Bishakh's Som's graphic memoir, Spellbound, serves as a reminder that trans memoirs need not hinge on transition narratives, or at least not on the ones we are used to seeing.

Music

Gamblers' Michael McManus Discusses Religion, Addiction, and the Importance of Writing Open-Ended Songs

Seductively approachable, Gamblers' sunny sound masks the tragedy and despair that populate the band's debut album.

Books

Peter Guralnick's 'Looking to Get Lost' Is an Ode to the Pleasures of Writing About Music

Peter Guralnick's homage to writing about music, 'Looking to Get Lost', shows how good music writing gets the music into the readers' head.
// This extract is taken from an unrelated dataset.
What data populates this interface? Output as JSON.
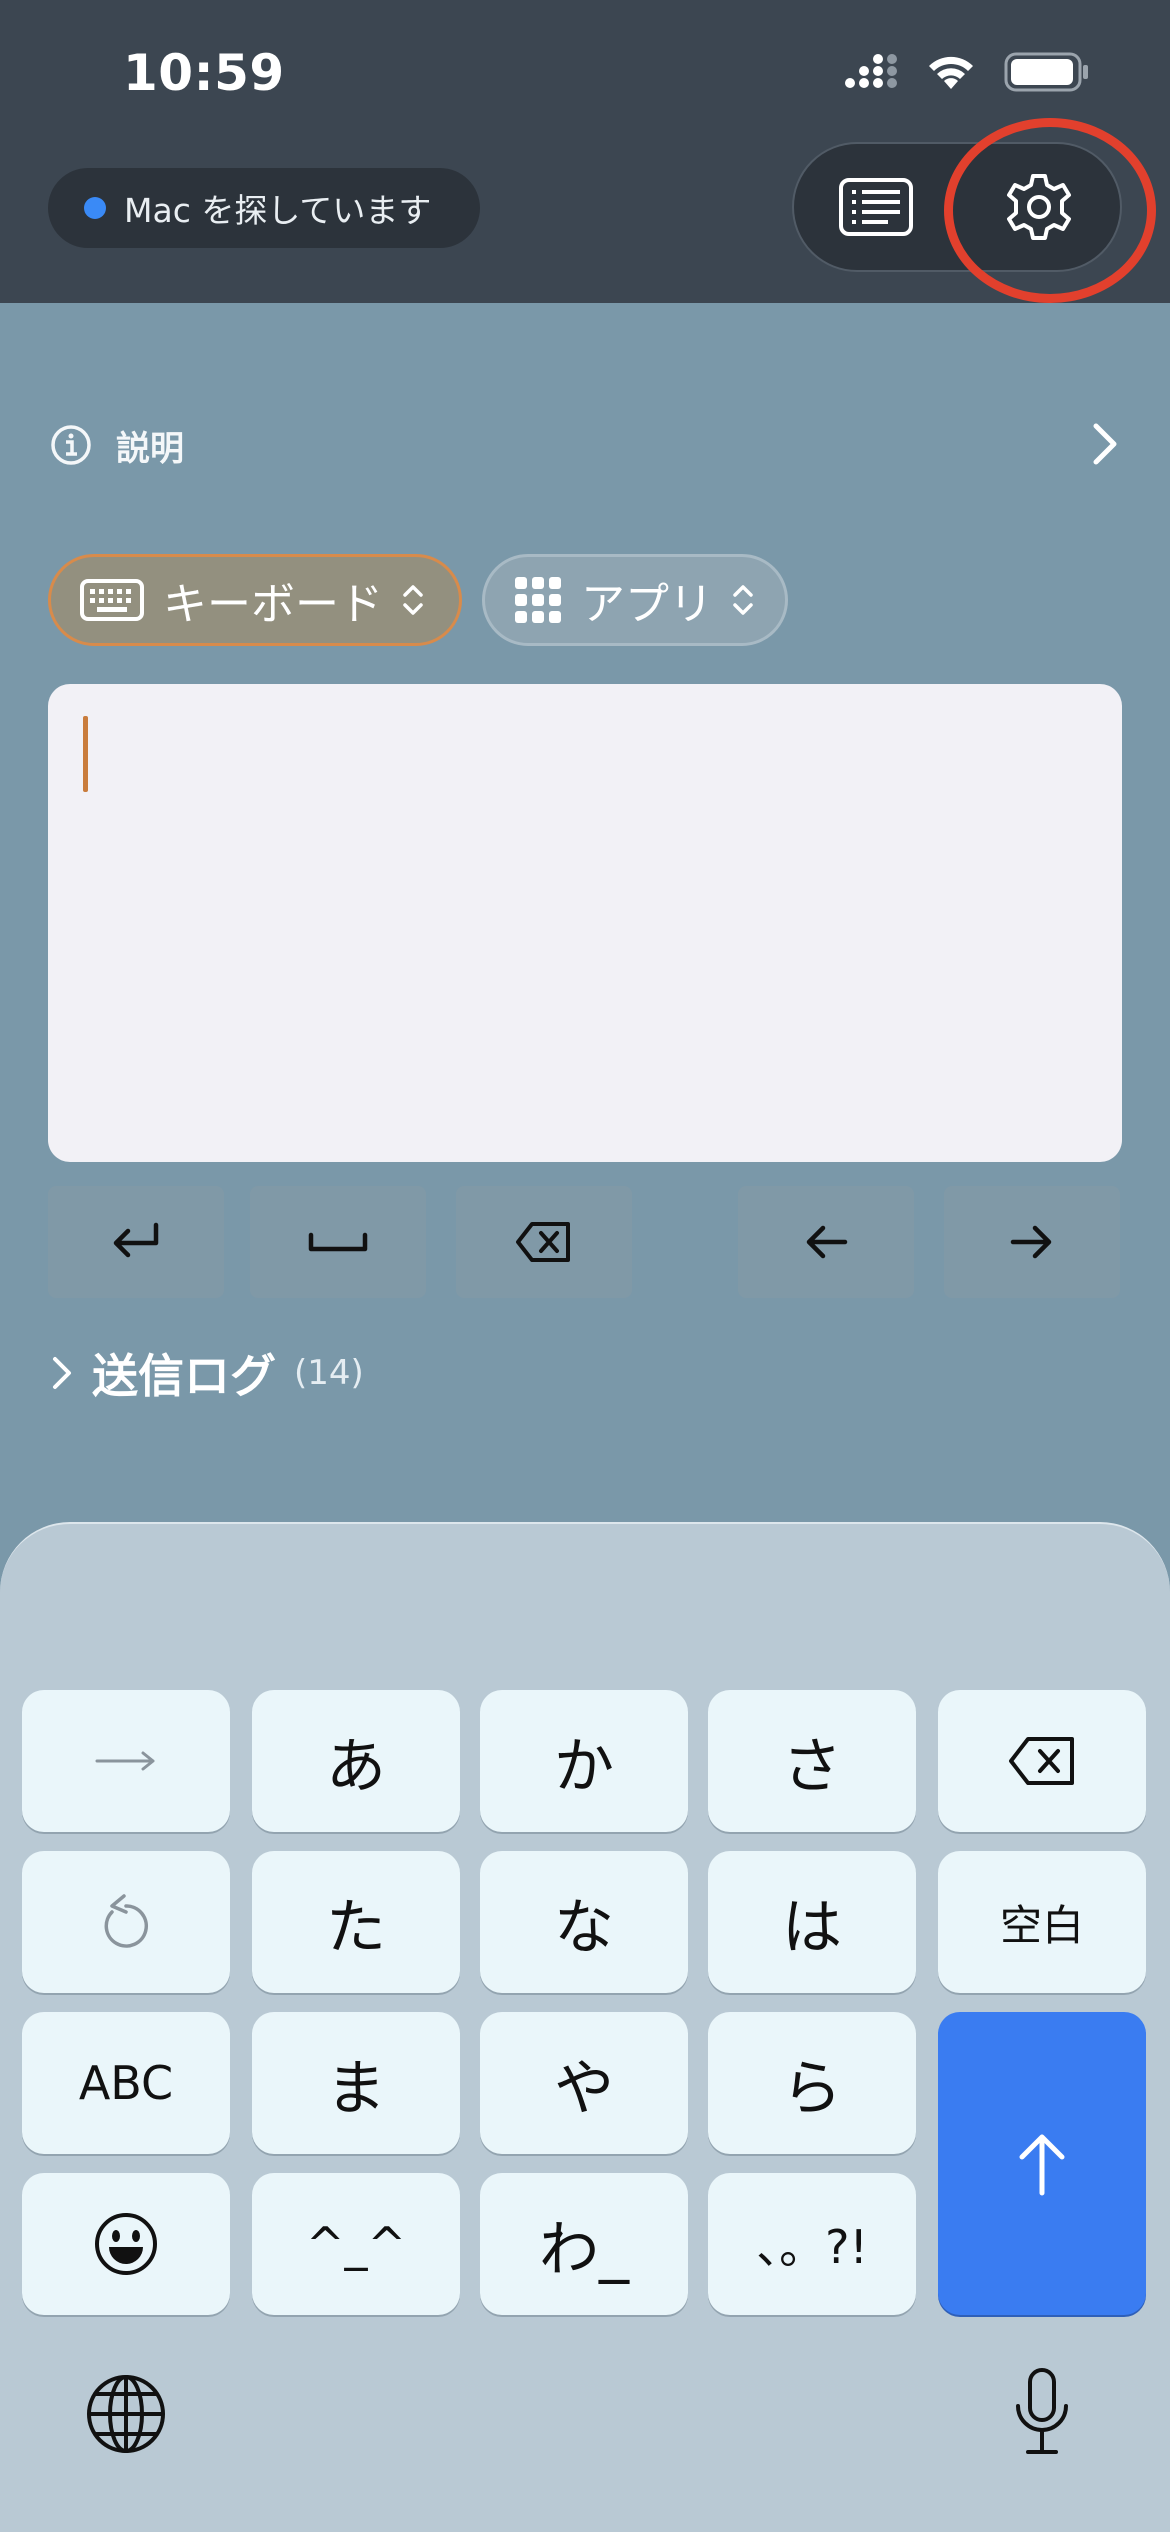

Film

In Praise of the Artifice in George Cukor's 'Sylvia Scarlett'

George Cukor's gender-bending Sylvia Scarlett proposes a heroine who learns nothing from her cross-gendered ordeal.

Music

The Cure: Ranking the Albums From 13 to 1

Just about every Cure album is worth picking up, and even those ranked lowest boast worthwhile moments. Here are their albums, spanning 29 years, presented from worst to best.

Television

The 20 Best Episodes of 'Star Trek: The Original Series'

This is a timeless list of 20 thrilling Star Trek episodes that delight, excite, and entertain, all the while exploring the deepest aspects of the human condition and questioning our place in the universe.

Music

The 20 Best Tom Petty Songs

With today's release of Tom Petty's Wildflowers & All the Rest (Deluxe Edition), we're revisiting Petty's 20 best songs.

Joshua M. Miller
Music

The 11 Greatest Hits From "Greatest Hits" Compilations

It's one of the strangest pop microcosms in history: singles released exclusively from Greatest Hits compilations. We rounded 'em up and ranked 'em to find out what is truly the greatest Greatest Hit of all.

Music

When Punk Got the Funk

As punks were looking for some potential pathways out of the cul-de-sacs of their limited soundscapes, they saw in funk a way to expand the punk palette without sacrificing either their ethos or idea(l)s.

Music

20 Hits of the '80s You Might Not Have Known Are Covers

There were many hit cover versions in the '80s, some of well-known originals, and some that fans may be surprised are covers.

Music

The Reign of Kindo Discuss Why We're Truly "Better Off Together"

The Reign of Kindo's Joseph Secchiaroli delves deep into their latest single and future plans, as well as how COVID-19 has affected not only the band but America as a whole.

Books

Tommy Siegel's Comic 'I Hope This Helps' Pokes at Social Media Addiction

Jukebox the Ghost's Tommy Siegel discusses his "500 Comics in 500 Days" project, which is now a new book, I Hope This Helps.


Reviews
Collapse Expand Reviews



Features
Collapse Expand Features

PM Picks
Collapse Expand Pm Picks

© 1999-2020 PopMatters.com. All rights reserved.
PopMatters is wholly independent, women-owned and operated.